During the class reflection, students said two powerful things. 1) Vocabulary Maps are useful (they would rate themselves differently on the Vocabulary Rating activity now that they've completed the Vocab Maps) but they take too much time to do for each word and 2) "It’s confusing when so many words mean the same thing...For example, why does it matter if you're curious or inquisitive?"

The first point underscored how important reflection is for students. Vocabulary Knowledge Rating is metacognitive right off the bat - students have to think about what they know about a word and convert that to a scale. For example, I know it/have a hunch/somewhat know/no idea (OR my more realistic scale of Call on me!/I'm not embarrassed by my guess/I'm deliberately avoiding making eye contact with you/I will literally crawl under my desk and make whimpering noises if you call on me). Then, students need to learn the words. Through reflection, the class came to the conclusion that Vocabulary Maps are useful for learning words but boy do they take up time. It seems that some words are better suited for looking up in a dictionary or glossary and some may need a more thorough study with Vocabulary Maps. Because the Vocabulary Maps (in this case) have space for a definition, some students probably realized they may just want to start with the dictionary. If it helps them right away, then a more comprehensive map isn't needed. But if they are still confused or think they might forget, perhaps they should finish the map. And, other than the definition, what might predict if they need a Vocabulary Map? Their initial rating of the word! If they are honest with themselves and dig deep into their heads to drag up prior knowledge, they may discover they knew more than they thought and they can save their time for the harder, less familiar words. Reflection leads to metacognition which leads to appropriate learning choices for the content and kiddo. The students may not have said this verbatim but they are 6th graders on their way independence.
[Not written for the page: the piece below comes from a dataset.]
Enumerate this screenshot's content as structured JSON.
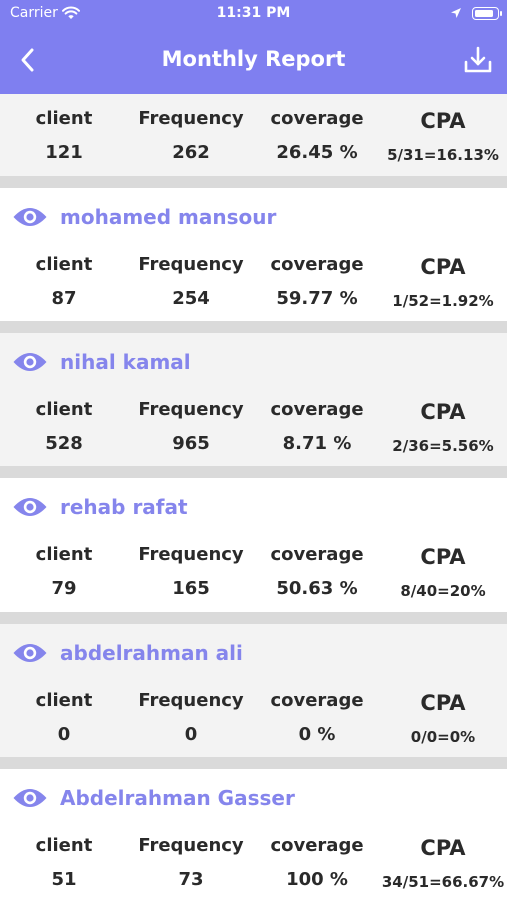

Mr. Scott jumped/leapt/bounded/vaulted to his feet with a great activity for his students following their reflective question: Linear Arrays.
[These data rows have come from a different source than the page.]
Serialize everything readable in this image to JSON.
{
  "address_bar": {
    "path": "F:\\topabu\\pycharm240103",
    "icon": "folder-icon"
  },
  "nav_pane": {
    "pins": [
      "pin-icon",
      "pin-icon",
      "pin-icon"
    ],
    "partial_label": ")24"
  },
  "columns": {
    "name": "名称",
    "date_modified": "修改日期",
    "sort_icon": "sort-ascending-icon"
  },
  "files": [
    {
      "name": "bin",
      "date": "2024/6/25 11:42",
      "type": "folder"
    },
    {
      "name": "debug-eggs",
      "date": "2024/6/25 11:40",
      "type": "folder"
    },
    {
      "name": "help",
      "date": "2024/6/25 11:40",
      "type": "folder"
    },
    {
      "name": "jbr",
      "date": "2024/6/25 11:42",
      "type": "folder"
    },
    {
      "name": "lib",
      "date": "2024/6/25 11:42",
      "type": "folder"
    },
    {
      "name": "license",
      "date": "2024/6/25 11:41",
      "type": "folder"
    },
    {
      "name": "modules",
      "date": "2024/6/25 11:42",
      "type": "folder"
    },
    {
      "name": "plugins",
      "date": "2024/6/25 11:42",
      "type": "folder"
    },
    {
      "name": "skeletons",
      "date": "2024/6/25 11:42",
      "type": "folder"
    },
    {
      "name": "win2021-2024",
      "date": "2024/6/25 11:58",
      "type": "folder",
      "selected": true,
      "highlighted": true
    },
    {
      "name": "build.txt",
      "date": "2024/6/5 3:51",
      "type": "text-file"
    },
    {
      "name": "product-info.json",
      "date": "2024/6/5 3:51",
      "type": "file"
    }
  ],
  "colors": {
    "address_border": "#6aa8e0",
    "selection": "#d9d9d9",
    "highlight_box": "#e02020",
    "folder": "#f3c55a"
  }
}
As far as I can tell, it's based on Linear Arrays first described by Janet Allen in her book Words, Words, Words: Teaching Vocabulary in Grades 4-12-If you know a different source, please let me know! The strategy is pretty simple: Create a chart where the top read Opposite, A little less like, A little more like, Almost the same, then a column for the target term. He used the word ecstatic as an example:
Linear Vocab Array
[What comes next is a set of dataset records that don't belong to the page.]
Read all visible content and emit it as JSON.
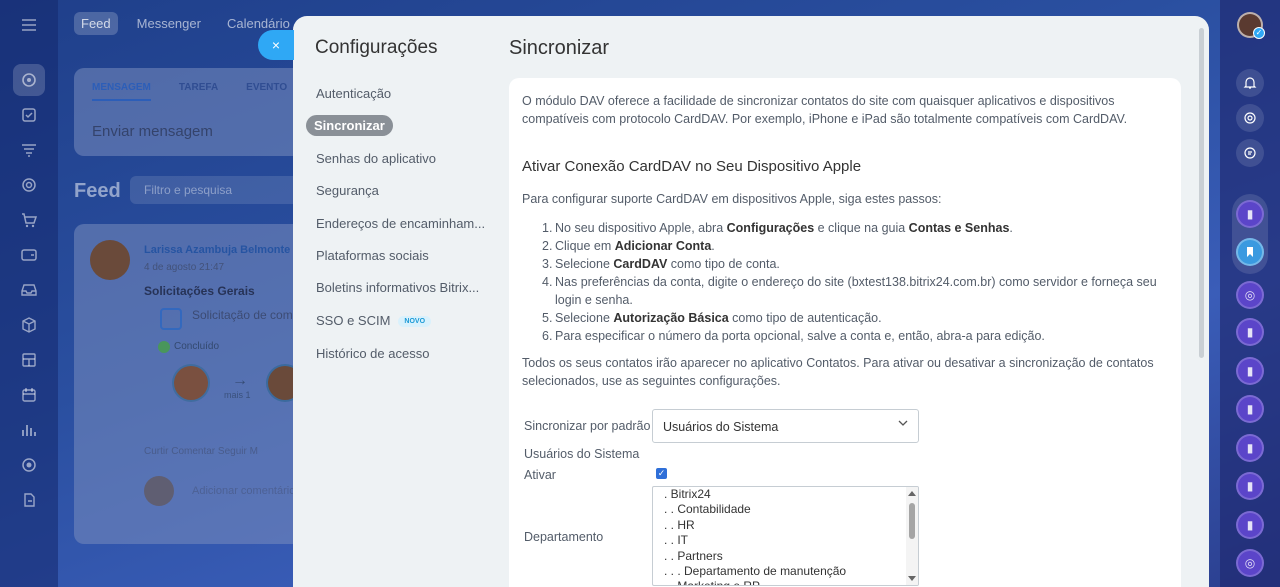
{
  "left_rail": {
    "icons": [
      "menu-icon",
      "activity-icon",
      "tasks-icon",
      "funnel-icon",
      "target-icon",
      "cart-icon",
      "wallet-icon",
      "inbox-icon",
      "box-icon",
      "building-icon",
      "calendar-icon",
      "chart-icon",
      "settings-icon",
      "arrow-icon"
    ]
  },
  "background": {
    "tabs": [
      "Feed",
      "Messenger",
      "Calendário"
    ],
    "post_tabs": [
      "MENSAGEM",
      "TAREFA",
      "EVENTO"
    ],
    "post_placeholder": "Enviar mensagem",
    "feed_title": "Feed",
    "search_placeholder": "Filtro e pesquisa",
    "card": {
      "author": "Larissa Azambuja Belmonte",
      "date": "4 de agosto 21:47",
      "title": "Solicitações Gerais",
      "request": "Solicitação de comp",
      "status": "Concluído",
      "more": "mais 1",
      "actions": "Curtir   Comentar   Seguir   M",
      "comment_placeholder": "Adicionar comentário"
    }
  },
  "close_label": "×",
  "panel": {
    "nav_title": "Configurações",
    "nav_items": [
      {
        "label": "Autenticação",
        "active": false
      },
      {
        "label": "Sincronizar",
        "active": true
      },
      {
        "label": "Senhas do aplicativo",
        "active": false
      },
      {
        "label": "Segurança",
        "active": false
      },
      {
        "label": "Endereços de encaminham...",
        "active": false
      },
      {
        "label": "Plataformas sociais",
        "active": false
      },
      {
        "label": "Boletins informativos Bitrix...",
        "active": false
      },
      {
        "label": "SSO e SCIM",
        "active": false,
        "badge": "NOVO"
      },
      {
        "label": "Histórico de acesso",
        "active": false
      }
    ],
    "page_title": "Sincronizar",
    "intro": "O módulo DAV oferece a facilidade de sincronizar contatos do site com quaisquer aplicativos e dispositivos compatíveis com protocolo CardDAV. Por exemplo, iPhone e iPad são totalmente compatíveis com CardDAV.",
    "heading": "Ativar Conexão CardDAV no Seu Dispositivo Apple",
    "steps_intro": "Para configurar suporte CardDAV em dispositivos Apple, siga estes passos:",
    "steps": [
      {
        "num": "1.",
        "parts": [
          {
            "t": "No seu dispositivo Apple, abra "
          },
          {
            "b": "Configurações"
          },
          {
            "t": " e clique na guia "
          },
          {
            "b": "Contas e Senhas"
          },
          {
            "t": "."
          }
        ]
      },
      {
        "num": "2.",
        "parts": [
          {
            "t": "Clique em "
          },
          {
            "b": "Adicionar Conta"
          },
          {
            "t": "."
          }
        ]
      },
      {
        "num": "3.",
        "parts": [
          {
            "t": "Selecione "
          },
          {
            "b": "CardDAV"
          },
          {
            "t": " como tipo de conta."
          }
        ]
      },
      {
        "num": "4.",
        "parts": [
          {
            "t": "Nas preferências da conta, digite o endereço do site (bxtest138.bitrix24.com.br) como servidor e forneça seu login e senha."
          }
        ]
      },
      {
        "num": "5.",
        "parts": [
          {
            "t": "Selecione "
          },
          {
            "b": "Autorização Básica"
          },
          {
            "t": " como tipo de autenticação."
          }
        ]
      },
      {
        "num": "6.",
        "parts": [
          {
            "t": "Para especificar o número da porta opcional, salve a conta e, então, abra-a para edição."
          }
        ]
      }
    ],
    "outro": "Todos os seus contatos irão aparecer no aplicativo Contatos. Para ativar ou desativar a sincronização de contatos selecionados, use as seguintes configurações.",
    "form": {
      "sync_label": "Sincronizar por padrão",
      "sync_value": "Usuários do Sistema",
      "section_label": "Usuários do Sistema",
      "activate_label": "Ativar",
      "activate_checked": true,
      "department_label": "Departamento",
      "departments": [
        ". Bitrix24",
        ". . Contabilidade",
        ". . HR",
        ". . IT",
        ". . Partners",
        ". . . Departamento de manutenção",
        ". . Marketing e RP"
      ]
    }
  },
  "right_rail": {
    "icons": [
      "bell-icon",
      "target-icon",
      "chat-icon",
      "contact-icon",
      "bookmark-icon",
      "copilot-icon",
      "contact-icon",
      "contact-icon",
      "contact-icon",
      "contact-icon",
      "contact-icon",
      "copilot-icon"
    ]
  }
}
Of course, you can modify this. Pick terms like "said" and "whispered" and create a continuum that doesn't start with the opposite. Or change the headings to focus different relationships. For example, my science students got bogged down with vocabulary related to DNA (DNA, nucleic acids, nucleotides, genes, chromosomes, chromatids, homologous pairs, etc.)

Nuances are hard for students to grasp but very important to consider not only in their own writing but when assessing other texts (it's no coincidence Common Core Reading Anchor Standard #6 is about author's word choice and bias). Why would a newspaper issue a correction that fixes a single word? Why might someone value the impromptu responses of candidate debates differently than those of a prepared speech? How does modern communication via Tweets and texts and Instagram posts impact understanding? Is carefully considering the nuance of a term and word choice more or less important given the size constraints of the medium? As readers or writers, how do we communicate with individuals who balance word choice/space constraints differently than we do? What issues might that cause? We're a very visual society now: What are comparable visual nuances? My mind is going deep down a rabbit hole now as I'm sure you can tell.

Back to the point: What started as a straightforward introduction to a vocabulary/definition strategy ended up somewhere else because the students had a chance to be metacognitive and, as a group, they were finally able to verbalize and important question about word choice.

Most teachers find it a struggle to teach vocabulary effectively. What I really appreciated about this lesson wasn't that students walked away knowing 10 words, front and back. No, he really empowered the students to learn on their own. He was selective about the amount of vocabulary each student would tackle. He modeled the new strategies. He used discussion. And he asked students to reflect and the start and the end and then capitalized on what he learned during the reflections to add in a new strategy that built off student interest.

Nice work, Mr. Scott! If you want to see a little bit about an other lesson he read, just click here.